• [Supplied records]
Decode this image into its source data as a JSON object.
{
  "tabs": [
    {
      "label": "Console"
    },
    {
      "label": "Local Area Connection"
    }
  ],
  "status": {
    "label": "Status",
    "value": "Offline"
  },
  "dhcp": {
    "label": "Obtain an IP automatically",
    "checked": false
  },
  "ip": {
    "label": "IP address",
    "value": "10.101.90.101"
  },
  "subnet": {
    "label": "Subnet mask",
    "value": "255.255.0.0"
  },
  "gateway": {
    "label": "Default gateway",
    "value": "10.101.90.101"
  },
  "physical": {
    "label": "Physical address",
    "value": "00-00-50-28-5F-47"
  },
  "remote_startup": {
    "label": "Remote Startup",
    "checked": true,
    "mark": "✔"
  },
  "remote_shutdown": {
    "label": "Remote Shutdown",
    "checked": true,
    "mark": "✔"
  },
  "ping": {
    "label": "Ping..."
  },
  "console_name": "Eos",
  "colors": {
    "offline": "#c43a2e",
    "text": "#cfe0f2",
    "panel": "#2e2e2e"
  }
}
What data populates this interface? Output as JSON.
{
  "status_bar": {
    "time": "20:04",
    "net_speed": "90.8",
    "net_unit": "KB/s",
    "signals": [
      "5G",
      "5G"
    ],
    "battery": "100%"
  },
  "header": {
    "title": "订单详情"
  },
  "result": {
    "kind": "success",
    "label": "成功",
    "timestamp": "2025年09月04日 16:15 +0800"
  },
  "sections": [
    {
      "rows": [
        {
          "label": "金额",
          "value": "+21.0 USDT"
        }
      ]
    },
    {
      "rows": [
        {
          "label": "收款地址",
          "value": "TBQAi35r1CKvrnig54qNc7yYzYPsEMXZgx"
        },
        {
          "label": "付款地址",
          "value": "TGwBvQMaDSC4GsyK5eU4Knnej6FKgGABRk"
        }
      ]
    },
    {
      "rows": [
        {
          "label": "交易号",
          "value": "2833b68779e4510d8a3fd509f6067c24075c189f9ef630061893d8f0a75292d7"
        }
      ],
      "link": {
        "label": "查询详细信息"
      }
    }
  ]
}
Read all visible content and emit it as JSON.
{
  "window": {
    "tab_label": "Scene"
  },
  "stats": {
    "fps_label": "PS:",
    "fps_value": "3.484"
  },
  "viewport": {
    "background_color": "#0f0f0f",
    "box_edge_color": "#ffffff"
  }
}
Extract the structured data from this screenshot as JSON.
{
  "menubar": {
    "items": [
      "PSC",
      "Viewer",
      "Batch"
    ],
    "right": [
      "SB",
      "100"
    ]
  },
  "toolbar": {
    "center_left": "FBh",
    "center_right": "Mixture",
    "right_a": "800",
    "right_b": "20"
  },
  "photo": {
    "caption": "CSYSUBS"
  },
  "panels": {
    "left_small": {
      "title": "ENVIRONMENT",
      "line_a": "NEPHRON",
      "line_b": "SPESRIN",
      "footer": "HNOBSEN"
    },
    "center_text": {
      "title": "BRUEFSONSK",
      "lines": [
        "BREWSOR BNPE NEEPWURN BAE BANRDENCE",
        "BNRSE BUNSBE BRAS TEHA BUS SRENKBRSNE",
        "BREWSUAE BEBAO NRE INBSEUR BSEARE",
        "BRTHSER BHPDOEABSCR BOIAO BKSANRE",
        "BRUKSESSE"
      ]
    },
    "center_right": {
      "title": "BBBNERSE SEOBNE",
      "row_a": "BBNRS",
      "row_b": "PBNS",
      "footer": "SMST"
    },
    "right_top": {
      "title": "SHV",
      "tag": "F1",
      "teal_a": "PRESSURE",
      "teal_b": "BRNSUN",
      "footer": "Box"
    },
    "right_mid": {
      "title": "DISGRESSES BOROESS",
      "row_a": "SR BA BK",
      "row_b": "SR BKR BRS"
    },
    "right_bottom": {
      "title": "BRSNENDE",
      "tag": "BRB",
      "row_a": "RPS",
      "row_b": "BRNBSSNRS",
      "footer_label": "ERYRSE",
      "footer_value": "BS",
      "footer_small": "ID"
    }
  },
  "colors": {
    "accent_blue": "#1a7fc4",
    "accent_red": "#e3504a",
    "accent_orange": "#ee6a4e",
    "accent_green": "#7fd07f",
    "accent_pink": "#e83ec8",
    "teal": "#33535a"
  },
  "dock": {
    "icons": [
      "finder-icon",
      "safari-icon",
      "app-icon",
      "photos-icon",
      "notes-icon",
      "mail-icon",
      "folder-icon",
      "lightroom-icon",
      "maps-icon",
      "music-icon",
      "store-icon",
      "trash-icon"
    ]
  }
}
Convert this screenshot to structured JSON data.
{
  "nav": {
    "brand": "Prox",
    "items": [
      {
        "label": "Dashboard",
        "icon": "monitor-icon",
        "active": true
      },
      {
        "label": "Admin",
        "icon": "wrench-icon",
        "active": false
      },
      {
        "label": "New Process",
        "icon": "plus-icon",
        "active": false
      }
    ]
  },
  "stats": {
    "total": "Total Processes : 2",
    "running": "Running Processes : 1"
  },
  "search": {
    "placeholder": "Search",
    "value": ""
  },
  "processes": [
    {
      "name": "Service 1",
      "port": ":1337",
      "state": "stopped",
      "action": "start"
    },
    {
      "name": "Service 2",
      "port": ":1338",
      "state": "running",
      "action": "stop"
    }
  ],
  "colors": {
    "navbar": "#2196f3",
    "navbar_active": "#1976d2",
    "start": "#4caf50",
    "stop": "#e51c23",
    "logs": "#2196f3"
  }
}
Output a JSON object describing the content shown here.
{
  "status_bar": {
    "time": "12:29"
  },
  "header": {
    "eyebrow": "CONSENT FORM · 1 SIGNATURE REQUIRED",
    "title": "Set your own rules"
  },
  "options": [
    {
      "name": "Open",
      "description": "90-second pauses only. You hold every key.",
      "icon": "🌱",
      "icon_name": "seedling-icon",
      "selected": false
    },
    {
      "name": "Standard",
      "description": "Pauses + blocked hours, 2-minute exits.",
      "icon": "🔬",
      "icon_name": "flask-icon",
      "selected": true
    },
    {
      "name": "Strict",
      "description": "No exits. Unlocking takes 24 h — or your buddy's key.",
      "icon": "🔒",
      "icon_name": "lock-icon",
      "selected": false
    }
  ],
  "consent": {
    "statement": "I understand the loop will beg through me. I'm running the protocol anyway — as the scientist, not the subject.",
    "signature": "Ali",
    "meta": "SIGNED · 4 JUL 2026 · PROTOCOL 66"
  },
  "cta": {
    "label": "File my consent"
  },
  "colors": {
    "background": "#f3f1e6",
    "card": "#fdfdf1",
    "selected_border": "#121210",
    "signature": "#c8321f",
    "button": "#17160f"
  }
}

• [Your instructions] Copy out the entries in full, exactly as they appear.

• [Problem solution]
Decode this image into its source data as a JSON object.
{
  "tabs": [
    {
      "label": "Console"
    },
    {
      "label": "Local Area Connection"
    }
  ],
  "status": {
    "label": "Status",
    "value": "Offline"
  },
  "dhcp": {
    "label": "Obtain an IP automatically",
    "checked": false
  },
  "ip": {
    "label": "IP address",
    "value": "10.101.90.101"
  },
  "subnet": {
    "label": "Subnet mask",
    "value": "255.255.0.0"
  },
  "gateway": {
    "label": "Default gateway",
    "value": "10.101.90.101"
  },
  "physical": {
    "label": "Physical address",
    "value": "00-00-50-28-5F-47"
  },
  "remote_startup": {
    "label": "Remote Startup",
    "checked": true,
    "mark": "✔"
  },
  "remote_shutdown": {
    "label": "Remote Shutdown",
    "checked": true,
    "mark": "✔"
  },
  "ping": {
    "label": "Ping..."
  },
  "console_name": "Eos",
  "colors": {
    "offline": "#c43a2e",
    "text": "#cfe0f2",
    "panel": "#2e2e2e"
  }
}
What data populates this interface? Output as JSON.
{
  "status_bar": {
    "time": "20:04",
    "net_speed": "90.8",
    "net_unit": "KB/s",
    "signals": [
      "5G",
      "5G"
    ],
    "battery": "100%"
  },
  "header": {
    "title": "订单详情"
  },
  "result": {
    "kind": "success",
    "label": "成功",
    "timestamp": "2025年09月04日 16:15 +0800"
  },
  "sections": [
    {
      "rows": [
        {
          "label": "金额",
          "value": "+21.0 USDT"
        }
      ]
    },
    {
      "rows": [
        {
          "label": "收款地址",
          "value": "TBQAi35r1CKvrnig54qNc7yYzYPsEMXZgx"
        },
        {
          "label": "付款地址",
          "value": "TGwBvQMaDSC4GsyK5eU4Knnej6FKgGABRk"
        }
      ]
    },
    {
      "rows": [
        {
          "label": "交易号",
          "value": "2833b68779e4510d8a3fd509f6067c24075c189f9ef630061893d8f0a75292d7"
        }
      ],
      "link": {
        "label": "查询详细信息"
      }
    }
  ]
}
Read all visible content and emit it as JSON.
{
  "window": {
    "tab_label": "Scene"
  },
  "stats": {
    "fps_label": "PS:",
    "fps_value": "3.484"
  },
  "viewport": {
    "background_color": "#0f0f0f",
    "box_edge_color": "#ffffff"
  }
}
Extract the structured data from this screenshot as JSON.
{
  "menubar": {
    "items": [
      "PSC",
      "Viewer",
      "Batch"
    ],
    "right": [
      "SB",
      "100"
    ]
  },
  "toolbar": {
    "center_left": "FBh",
    "center_right": "Mixture",
    "right_a": "800",
    "right_b": "20"
  },
  "photo": {
    "caption": "CSYSUBS"
  },
  "panels": {
    "left_small": {
      "title": "ENVIRONMENT",
      "line_a": "NEPHRON",
      "line_b": "SPESRIN",
      "footer": "HNOBSEN"
    },
    "center_text": {
      "title": "BRUEFSONSK",
      "lines": [
        "BREWSOR BNPE NEEPWURN BAE BANRDENCE",
        "BNRSE BUNSBE BRAS TEHA BUS SRENKBRSNE",
        "BREWSUAE BEBAO NRE INBSEUR BSEARE",
        "BRTHSER BHPDOEABSCR BOIAO BKSANRE",
        "BRUKSESSE"
      ]
    },
    "center_right": {
      "title": "BBBNERSE SEOBNE",
      "row_a": "BBNRS",
      "row_b": "PBNS",
      "footer": "SMST"
    },
    "right_top": {
      "title": "SHV",
      "tag": "F1",
      "teal_a": "PRESSURE",
      "teal_b": "BRNSUN",
      "footer": "Box"
    },
    "right_mid": {
      "title": "DISGRESSES BOROESS",
      "row_a": "SR BA BK",
      "row_b": "SR BKR BRS"
    },
    "right_bottom": {
      "title": "BRSNENDE",
      "tag": "BRB",
      "row_a": "RPS",
      "row_b": "BRNBSSNRS",
      "footer_label": "ERYRSE",
      "footer_value": "BS",
      "footer_small": "ID"
    }
  },
  "colors": {
    "accent_blue": "#1a7fc4",
    "accent_red": "#e3504a",
    "accent_orange": "#ee6a4e",
    "accent_green": "#7fd07f",
    "accent_pink": "#e83ec8",
    "teal": "#33535a"
  },
  "dock": {
    "icons": [
      "finder-icon",
      "safari-icon",
      "app-icon",
      "photos-icon",
      "notes-icon",
      "mail-icon",
      "folder-icon",
      "lightroom-icon",
      "maps-icon",
      "music-icon",
      "store-icon",
      "trash-icon"
    ]
  }
}
Convert this screenshot to structured JSON data.
{
  "nav": {
    "brand": "Prox",
    "items": [
      {
        "label": "Dashboard",
        "icon": "monitor-icon",
        "active": true
      },
      {
        "label": "Admin",
        "icon": "wrench-icon",
        "active": false
      },
      {
        "label": "New Process",
        "icon": "plus-icon",
        "active": false
      }
    ]
  },
  "stats": {
    "total": "Total Processes : 2",
    "running": "Running Processes : 1"
  },
  "search": {
    "placeholder": "Search",
    "value": ""
  },
  "processes": [
    {
      "name": "Service 1",
      "port": ":1337",
      "state": "stopped",
      "action": "start"
    },
    {
      "name": "Service 2",
      "port": ":1338",
      "state": "running",
      "action": "stop"
    }
  ],
  "colors": {
    "navbar": "#2196f3",
    "navbar_active": "#1976d2",
    "start": "#4caf50",
    "stop": "#e51c23",
    "logs": "#2196f3"
  }
}
Output a JSON object describing the content shown here.
{
  "status_bar": {
    "time": "12:29"
  },
  "header": {
    "eyebrow": "CONSENT FORM · 1 SIGNATURE REQUIRED",
    "title": "Set your own rules"
  },
  "options": [
    {
      "name": "Open",
      "description": "90-second pauses only. You hold every key.",
      "icon": "🌱",
      "icon_name": "seedling-icon",
      "selected": false
    },
    {
      "name": "Standard",
      "description": "Pauses + blocked hours, 2-minute exits.",
      "icon": "🔬",
      "icon_name": "flask-icon",
      "selected": true
    },
    {
      "name": "Strict",
      "description": "No exits. Unlocking takes 24 h — or your buddy's key.",
      "icon": "🔒",
      "icon_name": "lock-icon",
      "selected": false
    }
  ],
  "consent": {
    "statement": "I understand the loop will beg through me. I'm running the protocol anyway — as the scientist, not the subject.",
    "signature": "Ali",
    "meta": "SIGNED · 4 JUL 2026 · PROTOCOL 66"
  },
  "cta": {
    "label": "File my consent"
  },
  "colors": {
    "background": "#f3f1e6",
    "card": "#fdfdf1",
    "selected_border": "#121210",
    "signature": "#c8321f",
    "button": "#17160f"
  }
}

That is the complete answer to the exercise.